This series of 3 animations shows the size of Kong as he was depicted in various movies, with comparison to some other famous movie monsters and real life creatures, and the Empire State Building that Kong climbs in several of the films’ climaxes.

 

 

A large gorilla might measure about 1.8 metres tall when standing up, and weigh around 160 kg – so a similar height to an adult male human, but around double the weight.

One way we can estimate the weight of King Kong in his various movies is to use the cube scaling law.

This law says that if an object increases in size uniformly, then its volume will increase with the cube (third power) of the increase in one of the dimensions.

If we assume that Kong represents a uniformly scaled-up normal gorilla and has the same density, we can estimate how heavy the various versions of Kong are.

King Kong 2005

Kong is about 7.6 metres tall in this movie:

Dimension increase = kong height / normal height

Dimension increase = 7.6 / 1.8

Dimension increase = 4.222

We can use this scaling factor cubed to work out the estimated weight of Kong:

Kong weight = (height increase factor)^3 * gorilla weight

Kong weight = (4.222)^3 * 160

Kong weight = 12.04 tonnes

King Kong 1976 / 1933

Kong’s size varies a lot within these movies, but one of the common sizes is about 12 metres tall.

Dimension increase = kong height / normal height

Dimension increase = 12 / 1.8

Dimension increase = 6.667

We can use this scaling factor cubed to work out the estimated weight of Kong:

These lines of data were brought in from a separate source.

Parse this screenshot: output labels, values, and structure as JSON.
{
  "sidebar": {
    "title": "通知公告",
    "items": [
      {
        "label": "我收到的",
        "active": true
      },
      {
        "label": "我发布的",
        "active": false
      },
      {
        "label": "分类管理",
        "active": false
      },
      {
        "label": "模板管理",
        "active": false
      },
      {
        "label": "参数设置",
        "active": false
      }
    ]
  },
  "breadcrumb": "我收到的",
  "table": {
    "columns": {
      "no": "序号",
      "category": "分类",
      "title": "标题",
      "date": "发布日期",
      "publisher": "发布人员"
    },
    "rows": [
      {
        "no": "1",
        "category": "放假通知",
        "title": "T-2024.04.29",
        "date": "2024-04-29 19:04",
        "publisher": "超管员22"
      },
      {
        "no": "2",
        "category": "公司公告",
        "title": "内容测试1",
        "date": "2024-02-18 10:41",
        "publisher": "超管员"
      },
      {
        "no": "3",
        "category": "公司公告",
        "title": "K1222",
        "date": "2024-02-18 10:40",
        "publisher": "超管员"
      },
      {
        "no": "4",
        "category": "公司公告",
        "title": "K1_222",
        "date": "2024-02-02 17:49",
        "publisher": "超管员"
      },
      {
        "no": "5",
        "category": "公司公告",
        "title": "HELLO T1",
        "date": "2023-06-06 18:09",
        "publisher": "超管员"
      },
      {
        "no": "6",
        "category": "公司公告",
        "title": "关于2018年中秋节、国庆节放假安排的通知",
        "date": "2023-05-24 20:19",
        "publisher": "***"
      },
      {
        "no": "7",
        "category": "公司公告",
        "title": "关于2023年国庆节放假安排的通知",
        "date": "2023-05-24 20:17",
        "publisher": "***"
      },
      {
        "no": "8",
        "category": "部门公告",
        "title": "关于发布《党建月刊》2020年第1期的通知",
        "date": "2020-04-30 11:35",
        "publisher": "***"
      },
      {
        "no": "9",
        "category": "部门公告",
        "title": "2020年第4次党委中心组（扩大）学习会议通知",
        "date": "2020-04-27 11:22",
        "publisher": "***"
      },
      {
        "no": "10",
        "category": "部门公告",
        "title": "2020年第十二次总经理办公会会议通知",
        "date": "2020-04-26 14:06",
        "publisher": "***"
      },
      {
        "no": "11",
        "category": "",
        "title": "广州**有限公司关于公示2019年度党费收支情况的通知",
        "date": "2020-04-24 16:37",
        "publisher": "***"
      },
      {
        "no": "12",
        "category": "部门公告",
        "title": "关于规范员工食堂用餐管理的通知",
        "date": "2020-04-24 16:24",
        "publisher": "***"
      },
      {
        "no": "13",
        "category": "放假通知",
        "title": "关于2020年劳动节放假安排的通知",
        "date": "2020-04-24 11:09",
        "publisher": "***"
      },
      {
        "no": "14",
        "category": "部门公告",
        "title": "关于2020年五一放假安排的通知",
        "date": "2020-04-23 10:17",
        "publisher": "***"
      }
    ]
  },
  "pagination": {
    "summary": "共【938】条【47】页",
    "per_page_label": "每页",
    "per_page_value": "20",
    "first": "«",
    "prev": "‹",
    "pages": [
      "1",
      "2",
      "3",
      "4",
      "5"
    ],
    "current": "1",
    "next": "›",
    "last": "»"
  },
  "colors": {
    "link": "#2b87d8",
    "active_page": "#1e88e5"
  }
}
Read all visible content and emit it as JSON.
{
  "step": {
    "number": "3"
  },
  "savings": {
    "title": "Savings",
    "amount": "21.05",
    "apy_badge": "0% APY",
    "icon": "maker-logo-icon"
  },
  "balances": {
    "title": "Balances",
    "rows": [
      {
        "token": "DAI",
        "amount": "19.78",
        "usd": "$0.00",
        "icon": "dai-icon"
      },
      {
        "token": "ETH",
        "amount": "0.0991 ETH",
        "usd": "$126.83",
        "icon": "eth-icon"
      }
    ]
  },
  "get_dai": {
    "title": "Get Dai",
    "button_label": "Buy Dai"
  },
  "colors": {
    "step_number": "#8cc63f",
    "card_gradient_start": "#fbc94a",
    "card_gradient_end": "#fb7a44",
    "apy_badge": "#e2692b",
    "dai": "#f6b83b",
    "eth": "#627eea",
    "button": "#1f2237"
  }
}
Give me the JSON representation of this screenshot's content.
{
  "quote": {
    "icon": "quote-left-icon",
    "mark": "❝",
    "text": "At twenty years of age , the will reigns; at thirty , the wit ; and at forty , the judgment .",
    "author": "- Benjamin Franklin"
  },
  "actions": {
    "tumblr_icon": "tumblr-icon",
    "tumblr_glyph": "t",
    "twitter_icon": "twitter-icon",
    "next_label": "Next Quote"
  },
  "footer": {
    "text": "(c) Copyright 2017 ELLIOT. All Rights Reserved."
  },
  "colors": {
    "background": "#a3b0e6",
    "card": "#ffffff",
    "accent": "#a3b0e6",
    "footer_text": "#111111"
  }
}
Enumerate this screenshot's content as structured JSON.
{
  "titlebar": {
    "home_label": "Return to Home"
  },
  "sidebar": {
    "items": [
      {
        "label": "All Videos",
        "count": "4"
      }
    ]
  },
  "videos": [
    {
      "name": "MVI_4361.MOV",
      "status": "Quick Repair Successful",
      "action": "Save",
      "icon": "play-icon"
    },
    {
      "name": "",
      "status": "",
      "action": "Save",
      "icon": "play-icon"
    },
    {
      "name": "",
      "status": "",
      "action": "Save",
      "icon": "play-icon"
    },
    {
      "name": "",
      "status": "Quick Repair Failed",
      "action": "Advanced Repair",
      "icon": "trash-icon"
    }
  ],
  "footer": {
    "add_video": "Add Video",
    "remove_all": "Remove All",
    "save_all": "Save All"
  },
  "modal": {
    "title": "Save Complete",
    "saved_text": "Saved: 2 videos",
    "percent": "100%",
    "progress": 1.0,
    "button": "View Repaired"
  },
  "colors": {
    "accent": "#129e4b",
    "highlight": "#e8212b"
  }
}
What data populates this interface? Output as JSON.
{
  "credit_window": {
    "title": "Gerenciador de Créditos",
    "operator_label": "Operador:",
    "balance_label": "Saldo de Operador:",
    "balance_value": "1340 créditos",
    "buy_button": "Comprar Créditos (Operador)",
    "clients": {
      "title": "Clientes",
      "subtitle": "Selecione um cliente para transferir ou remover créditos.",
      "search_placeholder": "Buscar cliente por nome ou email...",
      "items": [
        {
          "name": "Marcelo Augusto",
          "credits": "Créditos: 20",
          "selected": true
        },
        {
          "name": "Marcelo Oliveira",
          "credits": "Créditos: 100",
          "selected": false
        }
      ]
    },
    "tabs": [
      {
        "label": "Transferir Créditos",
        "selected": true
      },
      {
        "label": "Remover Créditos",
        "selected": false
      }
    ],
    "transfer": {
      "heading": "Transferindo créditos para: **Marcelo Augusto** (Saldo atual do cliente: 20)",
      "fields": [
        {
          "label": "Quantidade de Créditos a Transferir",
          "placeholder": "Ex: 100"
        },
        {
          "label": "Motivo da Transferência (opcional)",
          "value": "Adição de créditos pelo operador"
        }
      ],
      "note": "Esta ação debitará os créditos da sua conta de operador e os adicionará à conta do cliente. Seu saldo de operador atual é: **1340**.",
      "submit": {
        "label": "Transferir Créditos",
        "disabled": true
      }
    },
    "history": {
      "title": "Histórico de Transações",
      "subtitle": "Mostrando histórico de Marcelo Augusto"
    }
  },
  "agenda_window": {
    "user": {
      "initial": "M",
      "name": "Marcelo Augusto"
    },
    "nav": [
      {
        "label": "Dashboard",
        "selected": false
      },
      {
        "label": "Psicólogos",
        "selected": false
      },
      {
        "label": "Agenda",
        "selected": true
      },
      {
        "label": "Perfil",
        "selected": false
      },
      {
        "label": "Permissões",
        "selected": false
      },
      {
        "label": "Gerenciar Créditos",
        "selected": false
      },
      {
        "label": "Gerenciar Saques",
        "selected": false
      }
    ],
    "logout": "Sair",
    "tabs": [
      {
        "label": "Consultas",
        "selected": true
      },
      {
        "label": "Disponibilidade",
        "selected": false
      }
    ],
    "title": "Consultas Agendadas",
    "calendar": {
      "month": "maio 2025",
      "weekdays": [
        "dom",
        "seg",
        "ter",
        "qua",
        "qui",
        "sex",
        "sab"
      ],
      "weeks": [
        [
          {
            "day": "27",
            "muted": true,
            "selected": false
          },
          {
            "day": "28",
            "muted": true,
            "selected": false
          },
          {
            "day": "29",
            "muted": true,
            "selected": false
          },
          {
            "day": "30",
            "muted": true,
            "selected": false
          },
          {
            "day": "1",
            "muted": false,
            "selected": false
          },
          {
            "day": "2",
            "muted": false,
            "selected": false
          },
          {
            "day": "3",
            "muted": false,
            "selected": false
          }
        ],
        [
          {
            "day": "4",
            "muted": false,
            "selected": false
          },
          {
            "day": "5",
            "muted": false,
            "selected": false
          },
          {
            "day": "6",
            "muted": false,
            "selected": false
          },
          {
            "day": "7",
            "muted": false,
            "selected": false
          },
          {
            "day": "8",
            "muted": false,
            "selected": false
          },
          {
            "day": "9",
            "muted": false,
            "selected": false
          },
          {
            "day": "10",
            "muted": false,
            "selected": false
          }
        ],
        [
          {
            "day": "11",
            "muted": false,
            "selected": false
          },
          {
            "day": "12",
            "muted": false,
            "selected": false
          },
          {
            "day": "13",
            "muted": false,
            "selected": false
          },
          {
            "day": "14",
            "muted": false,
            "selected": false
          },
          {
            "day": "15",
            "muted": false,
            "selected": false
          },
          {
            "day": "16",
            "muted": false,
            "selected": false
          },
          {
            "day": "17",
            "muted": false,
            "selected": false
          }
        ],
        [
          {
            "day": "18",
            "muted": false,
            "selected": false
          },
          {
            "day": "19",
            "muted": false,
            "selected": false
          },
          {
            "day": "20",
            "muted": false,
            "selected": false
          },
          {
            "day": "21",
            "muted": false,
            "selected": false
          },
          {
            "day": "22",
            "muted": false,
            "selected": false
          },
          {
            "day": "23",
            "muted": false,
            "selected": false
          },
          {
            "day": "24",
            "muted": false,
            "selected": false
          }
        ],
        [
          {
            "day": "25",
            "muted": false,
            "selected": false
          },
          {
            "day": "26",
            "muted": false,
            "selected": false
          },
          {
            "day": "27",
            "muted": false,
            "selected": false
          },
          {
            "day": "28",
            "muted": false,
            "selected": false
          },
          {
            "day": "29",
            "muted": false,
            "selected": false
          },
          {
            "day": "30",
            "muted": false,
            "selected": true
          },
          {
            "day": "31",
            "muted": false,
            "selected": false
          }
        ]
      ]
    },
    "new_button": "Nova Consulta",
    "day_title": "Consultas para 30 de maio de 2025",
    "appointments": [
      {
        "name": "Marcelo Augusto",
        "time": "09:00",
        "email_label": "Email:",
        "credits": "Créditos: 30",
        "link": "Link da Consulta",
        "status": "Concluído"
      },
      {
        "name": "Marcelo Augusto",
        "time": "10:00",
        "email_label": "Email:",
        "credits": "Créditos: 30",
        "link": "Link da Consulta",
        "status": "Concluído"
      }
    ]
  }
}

Kong weight = (height increase factor)^3 * gorilla weight

Kong weight = (6.667)^3 * 160

Kong weight = 47.41 tonnes

Kong: Skull Island (2017)

This is the biggest Kong has ever been on film so far, at around 32 metres tall:

Dimension increase = kong height / normal height

Dimension increase = 32 / 1.8

Dimension increase = 17.78

We can use this scaling factor cubed to work out the estimated weight of Kong:

Kong weight = (height increase factor)^3 * gorilla weight

Kong weight = (17.78)^3 * 160

Kong weight = 899.3 tonnes

Real-Life Example: Estimating Dinosaur Size

Dinosaurs have always captivated the public’s imagination, no doubt in part due to their immense size.

Estimating the dimensions – length, height – of dinosaurs has always been a challenge, in part because it’s rare to find complete skeletons. Many of the most interesting (for example largest) dinosaurs are only known from a small fraction of the bones making up their entire skeleton. There’s a great article on the topic here.

Estimating the length of dinosaurs is often done from key bones like the femur.

Initial estimates of weights of larger dinosaurs have sometimes been calculated by using laws like the cube scaling law used to estimate Kong’s weight here. There are several complicating factors that limit how effective this approach can be:

  • Densities of animals don’t necessarily stay constant as they get bigger. For example, elephant bones have lots of air cavities in them to keep weight down.
  • The cube law only holds if all dimensions of the animal scale up uniformly. If a sauropod dinosaur gets longer and taller but not much “fatter”, then its volume and weight likely won’t scale in a cubic way.